**Provided records**.
=== Section Start ===
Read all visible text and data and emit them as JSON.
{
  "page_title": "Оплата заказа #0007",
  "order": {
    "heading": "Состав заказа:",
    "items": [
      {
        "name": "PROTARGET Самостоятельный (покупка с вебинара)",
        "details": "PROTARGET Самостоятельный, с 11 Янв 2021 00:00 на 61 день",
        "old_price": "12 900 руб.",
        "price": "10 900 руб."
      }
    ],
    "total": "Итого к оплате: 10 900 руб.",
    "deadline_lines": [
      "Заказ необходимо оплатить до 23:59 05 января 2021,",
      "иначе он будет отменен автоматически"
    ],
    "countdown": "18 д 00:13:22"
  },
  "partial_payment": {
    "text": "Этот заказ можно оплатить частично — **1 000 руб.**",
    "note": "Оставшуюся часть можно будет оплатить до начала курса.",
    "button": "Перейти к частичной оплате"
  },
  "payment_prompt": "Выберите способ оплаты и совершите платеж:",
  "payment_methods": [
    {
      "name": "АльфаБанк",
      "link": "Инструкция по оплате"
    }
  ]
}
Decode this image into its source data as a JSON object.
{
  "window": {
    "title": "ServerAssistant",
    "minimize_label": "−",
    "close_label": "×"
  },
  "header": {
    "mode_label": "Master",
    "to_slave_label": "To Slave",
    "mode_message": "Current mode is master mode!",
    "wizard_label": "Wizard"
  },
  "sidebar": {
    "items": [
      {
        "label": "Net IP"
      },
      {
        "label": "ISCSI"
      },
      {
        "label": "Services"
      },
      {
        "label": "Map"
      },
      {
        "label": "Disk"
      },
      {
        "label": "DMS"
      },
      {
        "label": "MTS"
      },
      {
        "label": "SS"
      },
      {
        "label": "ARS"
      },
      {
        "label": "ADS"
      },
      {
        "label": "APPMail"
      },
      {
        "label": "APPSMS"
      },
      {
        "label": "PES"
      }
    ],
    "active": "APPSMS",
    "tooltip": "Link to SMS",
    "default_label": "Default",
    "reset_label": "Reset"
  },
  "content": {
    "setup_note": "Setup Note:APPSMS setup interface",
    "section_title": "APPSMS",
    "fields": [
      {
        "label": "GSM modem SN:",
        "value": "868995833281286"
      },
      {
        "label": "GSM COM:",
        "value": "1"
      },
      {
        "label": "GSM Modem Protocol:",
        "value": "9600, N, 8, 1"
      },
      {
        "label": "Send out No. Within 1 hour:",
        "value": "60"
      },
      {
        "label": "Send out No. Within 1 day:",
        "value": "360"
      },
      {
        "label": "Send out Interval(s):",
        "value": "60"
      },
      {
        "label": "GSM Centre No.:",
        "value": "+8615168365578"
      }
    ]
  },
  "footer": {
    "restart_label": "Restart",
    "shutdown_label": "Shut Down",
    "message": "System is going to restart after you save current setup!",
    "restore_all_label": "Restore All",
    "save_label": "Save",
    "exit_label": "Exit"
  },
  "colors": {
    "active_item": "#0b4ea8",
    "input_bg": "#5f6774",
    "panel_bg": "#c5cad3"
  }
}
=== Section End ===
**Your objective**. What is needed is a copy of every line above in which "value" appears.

**Task result**.
        "value": "868995833281286"
        "value": "1"
        "value": "9600, N, 8, 1"
        "value": "60"
        "value": "360"
        "value": "60"
        "value": "+8615168365578"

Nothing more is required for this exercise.